    “My simple mind has always wondered that why is Microsoft not at the forefront of providing best antivirus software. Wouldn’t they know best how viruses infect the Operating System that they created, and what should be done to prevent that?”

    Now, Microsoft seems to be waking up to the competition.

    2) Regarding Google, I have just one belief about that: Google is the evil GOD of Internet. As long as it likes you, you are fine. If it decides to reduce its love for you for any reason, you are doomed.

  • @Ishan

    Well, it’s natural to be lazy when there are few reasons not to. And Microsoft indeed looks at serious trouble with Google sharping its claws.

    Not so sure about rest of named.

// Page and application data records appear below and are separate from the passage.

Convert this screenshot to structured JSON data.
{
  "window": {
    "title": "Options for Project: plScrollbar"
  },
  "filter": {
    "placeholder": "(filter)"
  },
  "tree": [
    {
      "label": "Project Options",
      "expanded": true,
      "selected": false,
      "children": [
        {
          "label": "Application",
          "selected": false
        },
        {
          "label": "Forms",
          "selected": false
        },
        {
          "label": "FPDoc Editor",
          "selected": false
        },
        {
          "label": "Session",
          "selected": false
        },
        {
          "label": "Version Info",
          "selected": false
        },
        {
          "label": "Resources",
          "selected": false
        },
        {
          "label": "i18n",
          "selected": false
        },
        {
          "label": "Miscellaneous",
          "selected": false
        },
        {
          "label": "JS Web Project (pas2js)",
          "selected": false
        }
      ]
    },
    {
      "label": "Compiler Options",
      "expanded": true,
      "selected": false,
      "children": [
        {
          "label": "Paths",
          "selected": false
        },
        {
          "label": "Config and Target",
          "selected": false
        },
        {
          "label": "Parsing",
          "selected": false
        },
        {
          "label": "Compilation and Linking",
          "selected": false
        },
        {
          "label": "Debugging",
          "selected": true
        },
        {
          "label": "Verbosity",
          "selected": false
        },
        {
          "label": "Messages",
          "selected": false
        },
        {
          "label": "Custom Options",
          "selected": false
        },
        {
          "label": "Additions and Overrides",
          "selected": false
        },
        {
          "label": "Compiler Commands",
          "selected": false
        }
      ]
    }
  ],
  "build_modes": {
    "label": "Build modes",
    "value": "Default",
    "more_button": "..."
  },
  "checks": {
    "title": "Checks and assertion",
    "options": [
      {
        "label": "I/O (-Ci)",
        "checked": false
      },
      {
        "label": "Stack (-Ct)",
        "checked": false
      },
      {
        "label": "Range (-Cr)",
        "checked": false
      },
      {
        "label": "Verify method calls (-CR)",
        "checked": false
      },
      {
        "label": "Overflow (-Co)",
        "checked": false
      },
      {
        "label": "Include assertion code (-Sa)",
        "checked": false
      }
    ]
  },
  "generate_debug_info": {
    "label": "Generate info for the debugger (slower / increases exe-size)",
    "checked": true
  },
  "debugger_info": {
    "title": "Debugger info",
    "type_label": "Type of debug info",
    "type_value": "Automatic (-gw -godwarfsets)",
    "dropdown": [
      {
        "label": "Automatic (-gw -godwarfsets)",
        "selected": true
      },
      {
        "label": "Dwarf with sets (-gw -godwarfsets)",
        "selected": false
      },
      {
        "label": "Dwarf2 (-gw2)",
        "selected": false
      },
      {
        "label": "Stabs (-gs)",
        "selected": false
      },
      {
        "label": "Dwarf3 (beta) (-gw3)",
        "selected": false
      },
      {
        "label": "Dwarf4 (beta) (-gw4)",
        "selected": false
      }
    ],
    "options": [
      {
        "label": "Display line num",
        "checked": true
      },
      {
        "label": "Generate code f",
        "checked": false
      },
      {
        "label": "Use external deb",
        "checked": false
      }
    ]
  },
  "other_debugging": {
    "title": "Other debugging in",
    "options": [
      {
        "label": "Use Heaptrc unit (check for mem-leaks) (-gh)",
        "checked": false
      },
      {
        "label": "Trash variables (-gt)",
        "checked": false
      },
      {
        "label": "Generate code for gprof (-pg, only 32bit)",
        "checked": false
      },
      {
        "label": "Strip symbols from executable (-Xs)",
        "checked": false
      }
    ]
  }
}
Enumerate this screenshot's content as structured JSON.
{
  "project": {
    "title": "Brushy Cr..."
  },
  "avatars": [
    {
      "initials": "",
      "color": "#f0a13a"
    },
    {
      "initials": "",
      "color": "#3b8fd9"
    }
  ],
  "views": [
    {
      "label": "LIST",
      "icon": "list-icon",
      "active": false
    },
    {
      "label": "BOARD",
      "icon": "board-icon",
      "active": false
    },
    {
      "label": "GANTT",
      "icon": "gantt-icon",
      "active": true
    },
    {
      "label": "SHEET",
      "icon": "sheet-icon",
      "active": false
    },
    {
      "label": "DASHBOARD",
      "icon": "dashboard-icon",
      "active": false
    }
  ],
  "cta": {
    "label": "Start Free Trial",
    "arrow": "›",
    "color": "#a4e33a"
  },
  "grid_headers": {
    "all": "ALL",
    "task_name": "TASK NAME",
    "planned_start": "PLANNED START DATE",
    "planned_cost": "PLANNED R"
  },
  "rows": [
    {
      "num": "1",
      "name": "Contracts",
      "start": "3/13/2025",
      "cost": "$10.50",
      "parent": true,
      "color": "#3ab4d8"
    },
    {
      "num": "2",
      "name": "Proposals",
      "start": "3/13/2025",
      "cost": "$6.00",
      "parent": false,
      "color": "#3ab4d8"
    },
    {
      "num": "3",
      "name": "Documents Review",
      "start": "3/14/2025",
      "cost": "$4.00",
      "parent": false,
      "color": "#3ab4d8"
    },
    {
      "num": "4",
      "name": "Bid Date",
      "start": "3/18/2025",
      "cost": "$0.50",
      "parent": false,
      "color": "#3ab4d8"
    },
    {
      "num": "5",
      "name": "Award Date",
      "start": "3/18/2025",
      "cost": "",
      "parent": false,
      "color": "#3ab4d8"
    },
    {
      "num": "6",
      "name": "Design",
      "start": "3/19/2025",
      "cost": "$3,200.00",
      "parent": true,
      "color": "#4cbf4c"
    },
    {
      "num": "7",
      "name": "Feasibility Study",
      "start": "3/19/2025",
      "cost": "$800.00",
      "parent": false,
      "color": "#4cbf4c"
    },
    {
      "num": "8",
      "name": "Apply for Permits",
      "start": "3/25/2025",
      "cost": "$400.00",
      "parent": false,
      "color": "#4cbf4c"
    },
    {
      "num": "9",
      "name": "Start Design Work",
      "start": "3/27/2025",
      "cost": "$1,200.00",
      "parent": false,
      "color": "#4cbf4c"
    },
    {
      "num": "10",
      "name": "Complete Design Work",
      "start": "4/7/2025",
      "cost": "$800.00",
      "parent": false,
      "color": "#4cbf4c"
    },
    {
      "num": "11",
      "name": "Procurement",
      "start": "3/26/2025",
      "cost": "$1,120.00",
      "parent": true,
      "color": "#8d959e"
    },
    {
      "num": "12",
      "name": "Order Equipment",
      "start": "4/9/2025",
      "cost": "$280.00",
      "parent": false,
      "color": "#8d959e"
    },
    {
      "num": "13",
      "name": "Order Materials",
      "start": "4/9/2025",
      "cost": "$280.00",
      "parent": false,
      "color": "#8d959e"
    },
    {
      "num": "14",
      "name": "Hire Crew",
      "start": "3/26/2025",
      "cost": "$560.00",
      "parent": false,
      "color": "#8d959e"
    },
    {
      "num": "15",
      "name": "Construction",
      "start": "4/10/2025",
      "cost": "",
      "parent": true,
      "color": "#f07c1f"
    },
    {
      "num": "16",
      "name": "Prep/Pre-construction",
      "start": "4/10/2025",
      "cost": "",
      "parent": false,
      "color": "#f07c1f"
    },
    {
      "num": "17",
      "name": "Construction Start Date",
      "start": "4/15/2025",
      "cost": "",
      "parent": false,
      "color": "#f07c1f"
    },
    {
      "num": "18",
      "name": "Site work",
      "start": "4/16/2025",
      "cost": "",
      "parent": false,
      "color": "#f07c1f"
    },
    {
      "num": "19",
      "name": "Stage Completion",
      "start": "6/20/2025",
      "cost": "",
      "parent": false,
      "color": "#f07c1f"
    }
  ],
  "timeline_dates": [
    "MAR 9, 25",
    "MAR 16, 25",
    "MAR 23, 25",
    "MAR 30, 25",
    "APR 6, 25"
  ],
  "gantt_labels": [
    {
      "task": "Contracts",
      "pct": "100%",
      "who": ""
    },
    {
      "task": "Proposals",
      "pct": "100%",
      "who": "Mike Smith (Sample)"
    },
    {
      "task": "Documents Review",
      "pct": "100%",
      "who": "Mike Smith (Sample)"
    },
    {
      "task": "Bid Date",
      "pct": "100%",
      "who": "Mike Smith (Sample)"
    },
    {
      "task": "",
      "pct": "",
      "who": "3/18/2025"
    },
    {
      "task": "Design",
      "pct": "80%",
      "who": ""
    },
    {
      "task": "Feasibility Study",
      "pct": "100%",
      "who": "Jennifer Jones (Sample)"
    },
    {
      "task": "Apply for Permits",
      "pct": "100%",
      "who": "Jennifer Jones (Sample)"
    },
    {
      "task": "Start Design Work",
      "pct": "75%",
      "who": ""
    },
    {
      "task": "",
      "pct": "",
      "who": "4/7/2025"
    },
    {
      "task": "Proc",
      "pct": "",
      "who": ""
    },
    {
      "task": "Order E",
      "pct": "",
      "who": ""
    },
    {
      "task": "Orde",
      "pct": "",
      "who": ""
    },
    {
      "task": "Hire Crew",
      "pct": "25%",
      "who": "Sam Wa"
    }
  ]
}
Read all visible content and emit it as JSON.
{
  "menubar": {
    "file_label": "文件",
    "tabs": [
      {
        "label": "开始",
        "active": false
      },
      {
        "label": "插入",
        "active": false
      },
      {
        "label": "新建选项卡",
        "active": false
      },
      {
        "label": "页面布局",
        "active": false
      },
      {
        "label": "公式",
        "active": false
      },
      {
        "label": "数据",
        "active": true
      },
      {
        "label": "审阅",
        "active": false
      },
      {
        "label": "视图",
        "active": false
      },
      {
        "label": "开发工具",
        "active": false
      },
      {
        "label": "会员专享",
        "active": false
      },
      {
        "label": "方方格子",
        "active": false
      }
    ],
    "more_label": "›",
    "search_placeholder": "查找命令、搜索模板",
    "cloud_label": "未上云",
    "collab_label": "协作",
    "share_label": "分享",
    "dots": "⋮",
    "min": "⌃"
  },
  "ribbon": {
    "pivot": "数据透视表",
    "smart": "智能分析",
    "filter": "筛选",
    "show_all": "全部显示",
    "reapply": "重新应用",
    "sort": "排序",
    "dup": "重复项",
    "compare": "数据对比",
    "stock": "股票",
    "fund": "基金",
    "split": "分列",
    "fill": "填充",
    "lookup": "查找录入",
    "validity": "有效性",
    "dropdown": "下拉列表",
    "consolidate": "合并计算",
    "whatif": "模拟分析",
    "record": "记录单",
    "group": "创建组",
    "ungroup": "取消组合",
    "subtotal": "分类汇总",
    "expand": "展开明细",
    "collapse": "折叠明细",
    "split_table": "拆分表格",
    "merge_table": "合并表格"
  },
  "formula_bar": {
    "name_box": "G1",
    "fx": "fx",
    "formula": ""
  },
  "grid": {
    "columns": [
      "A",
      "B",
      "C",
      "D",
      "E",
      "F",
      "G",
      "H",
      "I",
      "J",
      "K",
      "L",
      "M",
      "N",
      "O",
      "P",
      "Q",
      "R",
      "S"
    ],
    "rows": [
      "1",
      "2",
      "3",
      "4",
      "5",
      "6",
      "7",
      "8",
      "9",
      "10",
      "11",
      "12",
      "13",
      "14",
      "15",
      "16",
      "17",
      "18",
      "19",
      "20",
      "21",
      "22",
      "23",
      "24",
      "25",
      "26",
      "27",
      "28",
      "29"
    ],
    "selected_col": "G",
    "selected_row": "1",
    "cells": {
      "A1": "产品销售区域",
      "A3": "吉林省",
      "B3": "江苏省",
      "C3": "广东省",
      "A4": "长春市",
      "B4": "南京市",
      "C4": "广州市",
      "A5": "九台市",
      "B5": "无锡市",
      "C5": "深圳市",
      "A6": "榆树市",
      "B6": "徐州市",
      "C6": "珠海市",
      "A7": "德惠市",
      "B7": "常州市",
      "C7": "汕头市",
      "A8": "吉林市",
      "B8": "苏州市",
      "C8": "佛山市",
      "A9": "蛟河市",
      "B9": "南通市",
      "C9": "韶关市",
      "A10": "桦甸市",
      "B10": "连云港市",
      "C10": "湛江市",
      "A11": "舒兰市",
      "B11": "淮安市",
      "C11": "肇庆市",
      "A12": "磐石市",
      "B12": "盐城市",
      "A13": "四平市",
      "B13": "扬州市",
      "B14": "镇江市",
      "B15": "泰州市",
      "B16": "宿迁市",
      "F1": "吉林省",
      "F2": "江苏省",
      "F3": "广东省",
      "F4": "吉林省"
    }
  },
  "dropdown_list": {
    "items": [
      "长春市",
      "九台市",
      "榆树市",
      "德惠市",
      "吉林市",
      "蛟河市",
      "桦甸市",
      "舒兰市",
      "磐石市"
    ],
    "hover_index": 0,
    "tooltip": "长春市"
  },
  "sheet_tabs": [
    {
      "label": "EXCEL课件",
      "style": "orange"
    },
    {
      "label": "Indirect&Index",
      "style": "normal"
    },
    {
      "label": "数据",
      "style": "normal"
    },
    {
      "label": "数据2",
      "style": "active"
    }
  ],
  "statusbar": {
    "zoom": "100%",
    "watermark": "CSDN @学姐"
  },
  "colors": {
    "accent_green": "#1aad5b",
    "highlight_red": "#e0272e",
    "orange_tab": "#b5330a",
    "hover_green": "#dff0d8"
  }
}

    Apple sits in niche and more bark than bite.
    Firefox is nice but it’s “home” browser, its share in corporate is grim as far as I know.
    Ubuntu seems to gain issues faster than solve, few recent releases are nothing but tale of problems (may be mistaken with big picture here).
    Open Office is good but lacks leverage and its’ MS Office compatibility is far from perfect.

  • I agree with you that Micorosft is more about corporate clients, and there isn’t much dent in Microsoft’s share there. However, I am going to disagree with you on a few things:
    Apple is really not a niche anymore. iPhone and iPod have been game changers. For any smartphone that comes out now, it is benchmarked against iPhone. There is still no music player out there that can even think denting market share of iPod.

    Firefox does not have just a small market share. It has a big market share of browser market now. Agree that its still not accepted a lot in corporates, but that is changing (slowly, though). Let me mention about Chrome also here. I downloaded it for my review, and since then I use only this. It is amazing – everything that IE is not.

    Open Office is being widely used, and is very stable now. Corporate acceptability is still now, but that is also changing slowly.

    I had a chance to try Ubunu as well, and believe me, it rocks! It breaks all the notions that people have about Linux, starting right from installation.

    All in all, these guys have managed to shake Microsoft’s position as the king of software market. It still retains the thrown, but needs to do a lot to hold on to it.

  • @Ishan

    Apple is really not a niche anymore.

    You are telling this to person from country where iPhone isn’t even sold officially. I am sorry but I feel like people from Apple home market (pro- or anti- Apple either) had completely lost perspective in all that hype.

    iPhone is very niche device from company that has no real mobile lineup and share of mobile market that is best describes by word miniscule.

    Yes, it is compared with stuff a lot. But from where I stand that is just bunch of trendy crap we techies like [to hate] so much. :)

    There is still no music player out there that can even think denting market share of iPod.

    Really? :) Trick question – do you know what company releases most music player devices worldwide?

    It’s not Apple, it’s Nokia. Nokia ships more phones that can be used to listen to music than iPhone and iPod combined.

    Again – perspective check. Around here market is historically dominated by iRiver. I rarely even see iPods.

    On Chrome

    Ubuntu did a great job with bringing Linux to almost consumer level. Still it remains Linux with all issues of such. There are objective reason that Microsoft dominates OS market for so many years after all.

  • I think we have reached a stage where our comment stream has become longer than the post itself. I guess we will just have to agree to disagree :)

  • @Ishan

    >longer than the post itself

    Which is not entirely untypical around here. :)

Comments are closed.